So I’m going to run all the harder this race.
There are many places in God’s Word where we are called to joy and rejoicing. In Philippians 4, as Paul speaks of his learning to be content, he writes, “Rejoice in the Lord always. I will say it again: Rejoice!” (v. 4) In Psalm 66:6, we are beckoned, “Come, let us rejoice in Him.” And 1 Thessalonians 5:16 speaks of and calls us to joy everlasting: “Be joyful always.”
We are called to joy. Not so we may be merely happy. For joy is a richer depth than happiness, bringing smiles and laughter more steadfast and enduring than giddiness can give. Bringing confidence and assurance that take root and do not fade even as the entertainment, the excitement, the sunshine, the easy-going does.
We are called to joy because joy and rejoicing are both facets of God’s character. We see God’s joy displayed in Zephaniah 3:17: “He will take great delight in you, He will quiet you with His love, He will rejoice over you with singing.” Jesus expresses His joy in Luke 10:21: “At that time Jesus, full of joy through the Holy Spirit, said, “I praise You, Father, Lord of heaven and earth.”
I’ve always heard and known that joy comes from God, but to know that joy is defined by God, is a part of God, one of His qualities, this explains the richness of joy and how it can be present always; because God is eternal and always present. When we live joyful, we are encountering and experiencing God. And the more we encounter and experience God, the more joyful we become. For “joy [is] in His dwelling place.” (1 Chronicles 16:27)
Scripture shows us ways in which we can cultivate joy in our lives. Psalm 19:8 says, “The precepts of the Lord are right, giving joy to the heart.” Learning God’s Word and doing what it says gives joy, because in this we are coming to know God more and are interacting with Him through obedience.
Jesus speaks of this in John 15, when He says, “If you obey My commands, you will remain in My love, just as I have obeyed My Father’s commands and remain in His love. I have told you this so that My joy may be in you and that your joy may be complete.” (vv. 10-11) Often in reading that passage, we focus on the aspect of love, but there is a clear promise of joy also. For what greater cause of rejoicing is there than a love relationship with God our Father and our Lord Jesus Christ?
Sometimes obedience can be scary. We fear the unknown. We want to stay safe and comfortable among what we can see and hold and control and explain. But in this false safety and comfort there is no joy, for true joy is only found when faith is lived out. As 1 Peter 1:8 says, “Though you have not seen Him, you love Him; and even though you do not see Him now, you believe in Him and are filled with an inexpressible and glorious joy.”

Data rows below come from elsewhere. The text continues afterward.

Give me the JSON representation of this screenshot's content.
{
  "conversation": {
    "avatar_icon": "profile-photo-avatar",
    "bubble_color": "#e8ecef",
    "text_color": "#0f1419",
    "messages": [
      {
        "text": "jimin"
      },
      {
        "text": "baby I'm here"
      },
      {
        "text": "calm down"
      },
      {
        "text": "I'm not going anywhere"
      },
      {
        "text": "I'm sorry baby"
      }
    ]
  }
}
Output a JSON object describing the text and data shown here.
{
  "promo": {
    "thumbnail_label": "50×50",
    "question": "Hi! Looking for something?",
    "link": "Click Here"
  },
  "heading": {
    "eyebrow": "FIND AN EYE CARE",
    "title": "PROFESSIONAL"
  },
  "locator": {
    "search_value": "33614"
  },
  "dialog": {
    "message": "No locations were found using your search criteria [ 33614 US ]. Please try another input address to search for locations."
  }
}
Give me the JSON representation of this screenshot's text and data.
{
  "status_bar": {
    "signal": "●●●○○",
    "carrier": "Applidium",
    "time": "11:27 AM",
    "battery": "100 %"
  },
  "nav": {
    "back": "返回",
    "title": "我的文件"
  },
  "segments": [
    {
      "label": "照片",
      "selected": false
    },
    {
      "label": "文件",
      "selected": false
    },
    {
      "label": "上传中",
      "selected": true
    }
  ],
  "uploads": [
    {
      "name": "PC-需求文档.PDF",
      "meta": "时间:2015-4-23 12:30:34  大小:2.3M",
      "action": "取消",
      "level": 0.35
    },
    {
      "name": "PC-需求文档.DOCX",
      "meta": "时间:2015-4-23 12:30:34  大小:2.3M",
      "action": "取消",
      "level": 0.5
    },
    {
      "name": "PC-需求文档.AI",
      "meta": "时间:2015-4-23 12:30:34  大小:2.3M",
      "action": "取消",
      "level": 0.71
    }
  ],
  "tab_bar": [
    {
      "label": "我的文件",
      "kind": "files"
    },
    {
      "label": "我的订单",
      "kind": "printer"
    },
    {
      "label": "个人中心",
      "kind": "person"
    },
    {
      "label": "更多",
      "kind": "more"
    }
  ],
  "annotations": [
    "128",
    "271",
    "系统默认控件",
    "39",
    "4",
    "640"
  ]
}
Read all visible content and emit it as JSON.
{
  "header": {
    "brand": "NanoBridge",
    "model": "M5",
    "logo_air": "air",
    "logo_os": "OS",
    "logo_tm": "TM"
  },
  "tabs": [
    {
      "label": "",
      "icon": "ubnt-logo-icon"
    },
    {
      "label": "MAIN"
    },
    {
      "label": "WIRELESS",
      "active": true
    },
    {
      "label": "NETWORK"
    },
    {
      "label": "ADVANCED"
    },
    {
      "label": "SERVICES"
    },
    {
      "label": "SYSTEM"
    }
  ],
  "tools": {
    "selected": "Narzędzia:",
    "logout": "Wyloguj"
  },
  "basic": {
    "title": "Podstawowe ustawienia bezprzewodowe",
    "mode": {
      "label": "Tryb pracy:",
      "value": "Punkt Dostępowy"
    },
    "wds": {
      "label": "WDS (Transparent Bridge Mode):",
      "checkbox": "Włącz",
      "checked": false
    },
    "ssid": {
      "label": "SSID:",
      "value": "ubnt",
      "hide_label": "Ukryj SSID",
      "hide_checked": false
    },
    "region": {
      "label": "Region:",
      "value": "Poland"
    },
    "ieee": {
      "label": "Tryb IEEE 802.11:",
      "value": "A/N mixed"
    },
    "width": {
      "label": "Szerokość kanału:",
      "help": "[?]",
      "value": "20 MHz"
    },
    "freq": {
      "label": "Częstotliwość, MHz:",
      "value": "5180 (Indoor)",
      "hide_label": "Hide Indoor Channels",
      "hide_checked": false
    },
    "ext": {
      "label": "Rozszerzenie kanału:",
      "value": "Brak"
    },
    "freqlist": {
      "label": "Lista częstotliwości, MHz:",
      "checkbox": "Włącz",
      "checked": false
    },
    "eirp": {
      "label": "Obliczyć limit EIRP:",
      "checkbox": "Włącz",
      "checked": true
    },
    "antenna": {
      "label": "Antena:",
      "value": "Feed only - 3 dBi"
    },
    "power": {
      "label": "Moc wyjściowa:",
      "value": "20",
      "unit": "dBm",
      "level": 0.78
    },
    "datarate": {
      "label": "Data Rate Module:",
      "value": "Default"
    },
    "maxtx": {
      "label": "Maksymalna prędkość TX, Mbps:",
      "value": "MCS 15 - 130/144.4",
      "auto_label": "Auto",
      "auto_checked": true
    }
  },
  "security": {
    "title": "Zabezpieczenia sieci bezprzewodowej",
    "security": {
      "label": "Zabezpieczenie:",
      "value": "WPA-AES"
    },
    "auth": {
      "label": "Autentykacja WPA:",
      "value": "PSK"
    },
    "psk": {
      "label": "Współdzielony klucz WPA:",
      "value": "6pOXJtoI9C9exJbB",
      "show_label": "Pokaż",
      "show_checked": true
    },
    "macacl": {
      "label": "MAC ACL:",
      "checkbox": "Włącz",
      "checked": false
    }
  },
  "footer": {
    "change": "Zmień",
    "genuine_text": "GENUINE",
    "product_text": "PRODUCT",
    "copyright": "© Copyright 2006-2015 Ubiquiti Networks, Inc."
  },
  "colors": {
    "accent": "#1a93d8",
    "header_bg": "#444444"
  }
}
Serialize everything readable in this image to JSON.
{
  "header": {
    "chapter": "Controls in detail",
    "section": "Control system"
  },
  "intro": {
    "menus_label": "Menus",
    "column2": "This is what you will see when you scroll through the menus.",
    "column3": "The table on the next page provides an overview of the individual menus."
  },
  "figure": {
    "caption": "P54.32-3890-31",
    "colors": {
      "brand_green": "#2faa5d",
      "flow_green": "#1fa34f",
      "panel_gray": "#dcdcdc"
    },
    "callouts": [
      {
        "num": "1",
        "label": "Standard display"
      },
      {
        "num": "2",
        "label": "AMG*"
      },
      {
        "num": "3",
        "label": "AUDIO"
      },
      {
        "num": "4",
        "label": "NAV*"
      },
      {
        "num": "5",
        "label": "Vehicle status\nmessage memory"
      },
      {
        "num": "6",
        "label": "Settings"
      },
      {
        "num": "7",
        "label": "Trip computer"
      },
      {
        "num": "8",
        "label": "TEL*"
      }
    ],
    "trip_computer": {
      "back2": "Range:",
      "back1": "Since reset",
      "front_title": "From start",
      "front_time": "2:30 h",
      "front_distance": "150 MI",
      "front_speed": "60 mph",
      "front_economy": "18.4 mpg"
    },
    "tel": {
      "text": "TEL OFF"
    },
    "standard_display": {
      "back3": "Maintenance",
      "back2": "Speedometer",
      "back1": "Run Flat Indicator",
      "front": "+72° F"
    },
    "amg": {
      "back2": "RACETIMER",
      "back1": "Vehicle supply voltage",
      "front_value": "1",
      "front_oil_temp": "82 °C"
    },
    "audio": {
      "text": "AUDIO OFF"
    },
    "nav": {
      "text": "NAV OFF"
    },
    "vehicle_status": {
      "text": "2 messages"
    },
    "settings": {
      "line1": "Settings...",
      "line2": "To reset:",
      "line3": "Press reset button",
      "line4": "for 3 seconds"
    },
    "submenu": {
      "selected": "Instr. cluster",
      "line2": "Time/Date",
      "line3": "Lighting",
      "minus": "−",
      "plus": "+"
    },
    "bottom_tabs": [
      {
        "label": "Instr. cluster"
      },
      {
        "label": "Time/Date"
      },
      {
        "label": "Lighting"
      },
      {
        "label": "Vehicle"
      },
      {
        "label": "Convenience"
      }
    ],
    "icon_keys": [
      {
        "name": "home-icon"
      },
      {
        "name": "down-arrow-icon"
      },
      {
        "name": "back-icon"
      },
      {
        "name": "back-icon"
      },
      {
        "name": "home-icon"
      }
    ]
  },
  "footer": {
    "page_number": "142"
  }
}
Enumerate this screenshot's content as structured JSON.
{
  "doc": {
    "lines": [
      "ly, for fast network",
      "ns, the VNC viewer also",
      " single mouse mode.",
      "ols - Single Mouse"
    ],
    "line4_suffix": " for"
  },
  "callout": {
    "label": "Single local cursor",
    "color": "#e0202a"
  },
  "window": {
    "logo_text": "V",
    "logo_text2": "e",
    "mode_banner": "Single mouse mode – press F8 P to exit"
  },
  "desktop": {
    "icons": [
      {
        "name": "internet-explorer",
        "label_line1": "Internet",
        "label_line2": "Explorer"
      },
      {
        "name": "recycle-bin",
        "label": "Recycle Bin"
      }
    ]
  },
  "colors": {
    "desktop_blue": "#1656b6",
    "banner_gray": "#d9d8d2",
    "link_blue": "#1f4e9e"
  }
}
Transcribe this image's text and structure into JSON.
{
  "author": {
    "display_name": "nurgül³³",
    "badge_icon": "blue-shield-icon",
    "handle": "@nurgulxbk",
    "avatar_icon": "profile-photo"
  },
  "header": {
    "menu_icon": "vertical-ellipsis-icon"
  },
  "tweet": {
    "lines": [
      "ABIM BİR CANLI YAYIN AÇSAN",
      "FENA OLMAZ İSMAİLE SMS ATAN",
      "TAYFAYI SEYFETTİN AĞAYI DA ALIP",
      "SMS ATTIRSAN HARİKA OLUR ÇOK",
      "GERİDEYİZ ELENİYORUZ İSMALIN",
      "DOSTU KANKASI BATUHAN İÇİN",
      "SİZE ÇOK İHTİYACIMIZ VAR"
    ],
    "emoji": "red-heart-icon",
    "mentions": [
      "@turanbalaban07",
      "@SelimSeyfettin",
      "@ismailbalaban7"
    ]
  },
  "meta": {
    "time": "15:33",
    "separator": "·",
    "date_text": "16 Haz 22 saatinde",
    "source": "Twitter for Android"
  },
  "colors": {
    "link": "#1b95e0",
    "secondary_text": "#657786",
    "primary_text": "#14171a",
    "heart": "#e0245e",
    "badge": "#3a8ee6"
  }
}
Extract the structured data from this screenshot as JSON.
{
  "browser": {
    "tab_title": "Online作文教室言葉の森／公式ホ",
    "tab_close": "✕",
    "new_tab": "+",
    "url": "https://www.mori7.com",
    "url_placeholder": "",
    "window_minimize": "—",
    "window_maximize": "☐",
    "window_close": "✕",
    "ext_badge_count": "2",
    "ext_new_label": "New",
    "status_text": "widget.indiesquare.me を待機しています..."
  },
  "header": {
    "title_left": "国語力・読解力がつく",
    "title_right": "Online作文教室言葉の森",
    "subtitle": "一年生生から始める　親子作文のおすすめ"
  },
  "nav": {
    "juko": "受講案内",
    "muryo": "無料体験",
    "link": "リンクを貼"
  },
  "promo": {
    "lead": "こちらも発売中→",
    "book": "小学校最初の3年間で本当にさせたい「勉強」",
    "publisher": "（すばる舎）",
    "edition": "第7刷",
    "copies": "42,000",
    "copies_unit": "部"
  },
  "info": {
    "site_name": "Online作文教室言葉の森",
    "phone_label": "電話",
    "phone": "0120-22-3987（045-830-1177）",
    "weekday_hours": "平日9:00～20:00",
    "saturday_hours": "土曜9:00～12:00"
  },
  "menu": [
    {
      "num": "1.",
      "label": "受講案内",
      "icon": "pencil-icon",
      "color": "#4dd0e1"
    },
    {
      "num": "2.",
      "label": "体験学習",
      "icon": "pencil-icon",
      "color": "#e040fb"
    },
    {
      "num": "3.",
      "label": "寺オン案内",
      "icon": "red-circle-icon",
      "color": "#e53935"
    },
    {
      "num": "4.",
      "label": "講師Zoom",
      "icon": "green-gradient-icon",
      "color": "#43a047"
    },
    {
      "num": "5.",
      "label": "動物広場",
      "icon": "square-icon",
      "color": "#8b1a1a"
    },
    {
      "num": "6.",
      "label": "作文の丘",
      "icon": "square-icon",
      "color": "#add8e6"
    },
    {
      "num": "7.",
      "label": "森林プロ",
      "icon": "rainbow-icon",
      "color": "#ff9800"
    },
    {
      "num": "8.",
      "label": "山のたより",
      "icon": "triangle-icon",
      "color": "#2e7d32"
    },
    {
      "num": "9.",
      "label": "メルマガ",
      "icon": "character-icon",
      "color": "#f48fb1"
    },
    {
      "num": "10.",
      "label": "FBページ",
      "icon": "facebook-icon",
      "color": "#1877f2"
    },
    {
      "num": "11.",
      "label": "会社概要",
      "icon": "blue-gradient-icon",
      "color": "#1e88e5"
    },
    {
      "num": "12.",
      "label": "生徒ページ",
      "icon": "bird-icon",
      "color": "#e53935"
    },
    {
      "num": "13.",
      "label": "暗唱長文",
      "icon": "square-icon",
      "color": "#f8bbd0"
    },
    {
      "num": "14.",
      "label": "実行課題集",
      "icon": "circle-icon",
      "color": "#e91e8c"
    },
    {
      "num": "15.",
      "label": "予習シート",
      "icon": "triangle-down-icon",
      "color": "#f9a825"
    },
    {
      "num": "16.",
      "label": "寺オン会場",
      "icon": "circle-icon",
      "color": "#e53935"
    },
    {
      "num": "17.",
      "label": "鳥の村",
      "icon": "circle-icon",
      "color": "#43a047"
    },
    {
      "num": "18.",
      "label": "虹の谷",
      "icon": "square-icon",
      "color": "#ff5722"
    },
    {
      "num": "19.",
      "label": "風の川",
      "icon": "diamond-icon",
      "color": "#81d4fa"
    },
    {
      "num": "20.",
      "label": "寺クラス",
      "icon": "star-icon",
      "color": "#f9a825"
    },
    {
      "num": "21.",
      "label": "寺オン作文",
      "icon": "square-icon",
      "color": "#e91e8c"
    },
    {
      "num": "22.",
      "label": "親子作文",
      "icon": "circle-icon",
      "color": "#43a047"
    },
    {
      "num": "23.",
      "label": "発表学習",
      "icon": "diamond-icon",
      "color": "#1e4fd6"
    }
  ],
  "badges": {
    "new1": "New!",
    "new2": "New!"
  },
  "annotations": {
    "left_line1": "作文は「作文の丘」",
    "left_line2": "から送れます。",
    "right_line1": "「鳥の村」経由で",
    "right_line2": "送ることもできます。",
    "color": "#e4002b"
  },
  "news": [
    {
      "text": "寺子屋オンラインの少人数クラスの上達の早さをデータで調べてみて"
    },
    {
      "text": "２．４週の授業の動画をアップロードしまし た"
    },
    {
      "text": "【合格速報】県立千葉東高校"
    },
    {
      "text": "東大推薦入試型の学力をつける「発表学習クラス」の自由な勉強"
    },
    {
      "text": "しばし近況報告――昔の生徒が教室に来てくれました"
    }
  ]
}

Being thankful and praising God also brings joy; celebrating and rejoicing in His provision and blessings and promises. In Deuteronomy 16, God calls His people to joy through thanking Him for His provision and His promise to provide: “Celebrate the Feast of Tabernacles for seven days after you have gathered the produce of you threshing floor and your wine press. Be joyful at your Feast… For the Lord your God will bless you in all your harvest and in all the work of you hands, and your joy will be complete.” (vv. 13-15)
And Psalm 30:11-12 says, “You turned my wailing into dancing; You removed my sackcloth and clothed me with joy, that my heart may sing to You and not be silent. O Lord my God, I will give You thanks forever.”
Even though the past weeks have been hard - hard to trust, hard to be thankful, hard to have joy - there is much to rejoice about. The helping hands of friends and family. The time spent with my family as we work together. The new appreciation for home cooked meals and sitting round the table together. The new experiences. The growing of faith and gratitude.
Life is seldom perfect. Most of our situations are not conducive to being joyful. But God calls us to joy. He calls us to Himself. We can get caught up in the stress and the mess, only finding temporary happiness on those few perfect days. Or we can respond to God’s calling and trust, obey, rejoice.
We each must choose.
I choose joy.